Three years later, Diesel got the CS-ATCH that he and his slave were working so hard for. An exhuberant Shelly says that the day Diesel got his CS-ATCH was “ One of the best days of my life. From a dog that couldn’t be housebroken…to a dog that can do a teeter and weave poles.”
An exchange student from Germany who lived with the Gordons once said, “Diesel will do anything to make [Shelly] happy.” Shelly says that, “Standing at the start line next to me, running with him for 40–60 seconds, and crossing the finish line together…that makes me happy. Ribbons or no ribbons. He’s a great teammate and I’m honored that he was chosen for me.”
Diesel’s Triumphant Moment
It’s just awesome to see Diesel confidently go through the entire agility course. So, if you are into doing some agility work and want to have a basset. Don’t hesitate, if the dog loves you and you work hard together, you will be a great team.
And here’s a nice side note: In 2008, Diesel’s mom (Eeyore) was for sale in the paper. Shelly convinced the owner to turn her in to rescue. And she adopted her too. She’s a therapy dog and goes to a nursing home on Tuesdays.
As you can see, bassets rock. They are not for couches only, anymore.
By the way, if you live in the Northern NY state area and want to adopt a basset please contact ABC Basset Hound Rescue of NY.
I just found this sad news at Noah’s Ark Website:

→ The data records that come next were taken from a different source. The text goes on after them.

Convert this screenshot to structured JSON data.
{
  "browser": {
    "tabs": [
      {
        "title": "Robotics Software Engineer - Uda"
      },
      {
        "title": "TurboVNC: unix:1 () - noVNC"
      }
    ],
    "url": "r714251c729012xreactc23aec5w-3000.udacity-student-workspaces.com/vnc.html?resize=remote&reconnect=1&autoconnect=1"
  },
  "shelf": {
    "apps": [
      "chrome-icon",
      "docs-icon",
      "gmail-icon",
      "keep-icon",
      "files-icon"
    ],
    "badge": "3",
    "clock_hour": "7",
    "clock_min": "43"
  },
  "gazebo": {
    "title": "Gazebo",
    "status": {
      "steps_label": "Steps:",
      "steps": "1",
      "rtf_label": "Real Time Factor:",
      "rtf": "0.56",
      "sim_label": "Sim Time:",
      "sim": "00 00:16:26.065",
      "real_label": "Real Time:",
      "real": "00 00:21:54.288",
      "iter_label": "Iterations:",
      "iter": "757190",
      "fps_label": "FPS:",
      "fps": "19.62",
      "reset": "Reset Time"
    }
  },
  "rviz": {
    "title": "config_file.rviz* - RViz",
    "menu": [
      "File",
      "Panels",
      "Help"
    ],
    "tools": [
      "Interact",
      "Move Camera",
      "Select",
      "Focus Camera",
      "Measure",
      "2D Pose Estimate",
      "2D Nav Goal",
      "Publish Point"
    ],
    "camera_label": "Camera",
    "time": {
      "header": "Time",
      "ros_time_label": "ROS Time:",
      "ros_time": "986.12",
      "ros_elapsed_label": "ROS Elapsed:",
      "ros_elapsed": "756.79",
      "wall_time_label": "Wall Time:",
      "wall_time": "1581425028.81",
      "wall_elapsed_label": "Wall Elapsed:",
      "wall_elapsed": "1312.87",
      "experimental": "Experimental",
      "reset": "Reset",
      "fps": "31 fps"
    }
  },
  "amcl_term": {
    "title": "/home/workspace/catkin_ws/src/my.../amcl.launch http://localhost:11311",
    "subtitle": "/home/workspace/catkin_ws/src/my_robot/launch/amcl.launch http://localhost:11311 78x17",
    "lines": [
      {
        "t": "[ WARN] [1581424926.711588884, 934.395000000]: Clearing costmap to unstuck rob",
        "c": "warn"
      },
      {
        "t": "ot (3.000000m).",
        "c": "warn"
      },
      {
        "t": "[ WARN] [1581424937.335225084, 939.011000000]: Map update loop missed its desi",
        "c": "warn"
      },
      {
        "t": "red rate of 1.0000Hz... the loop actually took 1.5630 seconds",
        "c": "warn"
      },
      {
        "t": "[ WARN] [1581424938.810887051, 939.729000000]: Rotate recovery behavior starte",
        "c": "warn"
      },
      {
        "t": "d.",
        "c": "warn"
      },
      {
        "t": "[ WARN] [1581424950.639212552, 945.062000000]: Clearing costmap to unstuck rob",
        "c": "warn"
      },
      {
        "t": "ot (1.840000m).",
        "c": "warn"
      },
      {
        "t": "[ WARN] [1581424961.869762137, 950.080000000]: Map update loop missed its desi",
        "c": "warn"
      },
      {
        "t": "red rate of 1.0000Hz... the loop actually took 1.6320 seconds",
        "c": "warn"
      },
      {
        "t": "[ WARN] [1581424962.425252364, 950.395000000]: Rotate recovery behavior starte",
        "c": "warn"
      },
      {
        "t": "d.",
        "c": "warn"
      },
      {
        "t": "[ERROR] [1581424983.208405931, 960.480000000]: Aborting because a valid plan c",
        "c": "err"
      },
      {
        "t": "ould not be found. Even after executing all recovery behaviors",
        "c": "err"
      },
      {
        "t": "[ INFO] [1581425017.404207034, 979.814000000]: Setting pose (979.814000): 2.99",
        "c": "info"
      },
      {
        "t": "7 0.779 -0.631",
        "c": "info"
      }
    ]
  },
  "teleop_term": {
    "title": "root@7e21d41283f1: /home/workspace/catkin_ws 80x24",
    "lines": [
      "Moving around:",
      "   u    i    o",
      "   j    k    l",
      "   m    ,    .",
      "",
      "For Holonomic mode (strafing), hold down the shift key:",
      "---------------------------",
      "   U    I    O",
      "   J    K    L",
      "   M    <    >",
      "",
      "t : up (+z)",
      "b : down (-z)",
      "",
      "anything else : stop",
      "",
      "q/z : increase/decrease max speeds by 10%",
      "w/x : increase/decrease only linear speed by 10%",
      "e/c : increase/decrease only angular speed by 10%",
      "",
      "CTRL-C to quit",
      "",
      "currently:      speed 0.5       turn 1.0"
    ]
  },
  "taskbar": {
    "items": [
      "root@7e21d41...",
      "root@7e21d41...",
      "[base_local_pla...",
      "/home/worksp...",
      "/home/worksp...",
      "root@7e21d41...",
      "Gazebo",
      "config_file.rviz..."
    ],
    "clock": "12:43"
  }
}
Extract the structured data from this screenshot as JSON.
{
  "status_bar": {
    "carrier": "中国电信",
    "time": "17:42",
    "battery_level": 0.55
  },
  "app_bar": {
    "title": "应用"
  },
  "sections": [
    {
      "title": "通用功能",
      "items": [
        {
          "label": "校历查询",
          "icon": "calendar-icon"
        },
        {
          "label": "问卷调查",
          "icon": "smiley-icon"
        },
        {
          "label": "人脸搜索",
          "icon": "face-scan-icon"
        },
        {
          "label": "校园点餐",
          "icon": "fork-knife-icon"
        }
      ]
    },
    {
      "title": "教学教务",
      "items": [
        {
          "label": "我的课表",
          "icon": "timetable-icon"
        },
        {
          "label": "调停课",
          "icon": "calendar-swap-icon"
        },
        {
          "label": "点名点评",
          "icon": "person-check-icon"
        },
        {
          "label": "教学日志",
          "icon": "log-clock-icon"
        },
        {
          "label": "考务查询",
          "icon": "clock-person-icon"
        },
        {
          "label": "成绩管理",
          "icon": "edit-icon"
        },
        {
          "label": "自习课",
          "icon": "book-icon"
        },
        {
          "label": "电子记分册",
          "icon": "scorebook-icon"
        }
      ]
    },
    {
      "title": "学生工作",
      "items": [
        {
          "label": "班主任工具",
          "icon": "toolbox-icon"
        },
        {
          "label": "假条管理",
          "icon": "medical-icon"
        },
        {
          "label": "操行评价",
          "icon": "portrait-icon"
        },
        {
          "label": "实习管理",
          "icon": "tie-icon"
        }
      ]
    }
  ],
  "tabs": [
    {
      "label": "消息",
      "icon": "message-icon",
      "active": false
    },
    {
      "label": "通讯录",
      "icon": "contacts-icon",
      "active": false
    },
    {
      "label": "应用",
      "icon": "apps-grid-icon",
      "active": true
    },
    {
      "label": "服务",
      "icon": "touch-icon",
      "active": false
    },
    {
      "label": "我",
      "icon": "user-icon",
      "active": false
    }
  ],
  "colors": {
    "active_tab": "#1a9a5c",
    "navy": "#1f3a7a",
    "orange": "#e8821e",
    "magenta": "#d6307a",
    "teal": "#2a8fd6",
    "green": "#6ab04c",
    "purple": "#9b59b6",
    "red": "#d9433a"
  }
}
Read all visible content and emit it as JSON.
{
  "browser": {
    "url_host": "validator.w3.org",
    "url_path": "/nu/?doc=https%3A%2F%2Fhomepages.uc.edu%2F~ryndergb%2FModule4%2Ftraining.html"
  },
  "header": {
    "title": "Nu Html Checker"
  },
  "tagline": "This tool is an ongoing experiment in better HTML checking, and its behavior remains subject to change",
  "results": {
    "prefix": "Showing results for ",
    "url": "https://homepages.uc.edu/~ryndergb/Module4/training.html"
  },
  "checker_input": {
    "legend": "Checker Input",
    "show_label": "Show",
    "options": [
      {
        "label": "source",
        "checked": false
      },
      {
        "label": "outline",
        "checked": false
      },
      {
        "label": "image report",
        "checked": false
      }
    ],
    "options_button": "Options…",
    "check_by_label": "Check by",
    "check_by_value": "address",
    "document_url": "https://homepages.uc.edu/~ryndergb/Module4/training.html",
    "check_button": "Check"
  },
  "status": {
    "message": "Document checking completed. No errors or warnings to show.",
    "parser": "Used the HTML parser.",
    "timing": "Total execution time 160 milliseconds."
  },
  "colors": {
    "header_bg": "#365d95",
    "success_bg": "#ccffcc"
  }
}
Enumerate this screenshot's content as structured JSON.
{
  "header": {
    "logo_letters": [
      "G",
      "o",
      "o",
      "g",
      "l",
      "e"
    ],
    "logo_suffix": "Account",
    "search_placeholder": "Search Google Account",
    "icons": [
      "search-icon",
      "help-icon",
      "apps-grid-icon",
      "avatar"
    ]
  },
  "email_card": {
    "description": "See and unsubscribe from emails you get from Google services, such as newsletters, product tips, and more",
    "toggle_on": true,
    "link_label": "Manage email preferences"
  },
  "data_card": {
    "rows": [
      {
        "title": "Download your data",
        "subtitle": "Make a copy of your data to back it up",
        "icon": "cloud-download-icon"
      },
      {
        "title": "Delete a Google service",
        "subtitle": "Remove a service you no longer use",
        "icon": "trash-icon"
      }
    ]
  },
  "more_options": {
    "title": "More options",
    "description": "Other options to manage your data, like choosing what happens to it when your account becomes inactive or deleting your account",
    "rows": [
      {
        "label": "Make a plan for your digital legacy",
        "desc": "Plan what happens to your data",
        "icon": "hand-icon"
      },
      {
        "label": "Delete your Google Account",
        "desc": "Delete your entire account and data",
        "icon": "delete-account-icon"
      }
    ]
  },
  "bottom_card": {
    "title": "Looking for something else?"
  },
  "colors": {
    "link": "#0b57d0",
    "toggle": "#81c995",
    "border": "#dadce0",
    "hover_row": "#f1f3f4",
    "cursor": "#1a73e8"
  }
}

Today has to be one of the hardest days I have experienced in rescue. At 5:26 this evening, I had to say good-bye to BUBBLES. I am still in shock, as I am typing this. The last two days she has been happy and playful like she has been for the last three months. She quit eating even prosciutto this morning and I discovered her abdomen had become swollen. I looked at her gums and they were barely pink so I rushed her to the hospital. We did bloodwork and x-rays of her lungs to see what had suddenly changed. Her bloodwork was great and she was not anemic. She was not getting enough oxygen. The x-rays showed that the tumors in her lungs had almost doubled in size. One lobe of her lungs was not functioning at all and was putting pressure on her heart. She couldn’t get enough oxygen and fluid was building up in her lower half because of pressure on the heart. My only options were to say good-bye or to do a Thoracotamy and remove the lung lobe that was not functioning. I could not put this amazing dog through any more surgery. She has been the happiest I have ever seen an animal be and has loved every second of Life since I rescued her. I knew I had to say good-bye. I brought her home and let her rest in all of her special places with me wrapped around her in our typical spoon position. I made arrangements for Dr. Jason King, that knew Bubbles well and loved her, to come to the house to say our final good-byes. Bubbles went peacefully to sleep cradled in my arms.
I am sure this note is as much a shock to everyone as it is to me. I still can’t believe she is gone. If I had to do it all over again, I would not change a thing. Bubbles had the biggest heart I have ever experienced. She fought to get her chance at happiness and she WON. She was the happiest most loving dog. We will all miss her. I wish we had more time together but the time we had was amazing. I have cherished every second with her since the day she was rescued. She lived her Life completely to the final breathe. She knew Love. She gave Love. She was Love. She will forever be missed and forever cherished. She never gave up on us and we never gave up on here.
The poor adult basset hound couldn’t get out of the way fast enough, as 23 basset hound puppies tried to get some milk from where there was none. Enjoy the video:
So you decided to get a basset hound? Great! First, however, make sure that you get your puppy from a reputable breeder. A reputable breeder will make you sign a contract that will bind you to spay/neuter your dog and will also inform you that your basset can always be returned to the breeder. A backyard breeder will not adhere to these two rules. A backyard breeder has no interest in the dogs, the betterment of the breed, or you. They are only interested in the profit. A better choice, however, is to get a dog from your area rescue organization. Sometimes, rescues have puppies. But most of the time, they have many great dogs in need of a good home. Think about adopting from your local rescue. In the meantime, enjoy this video: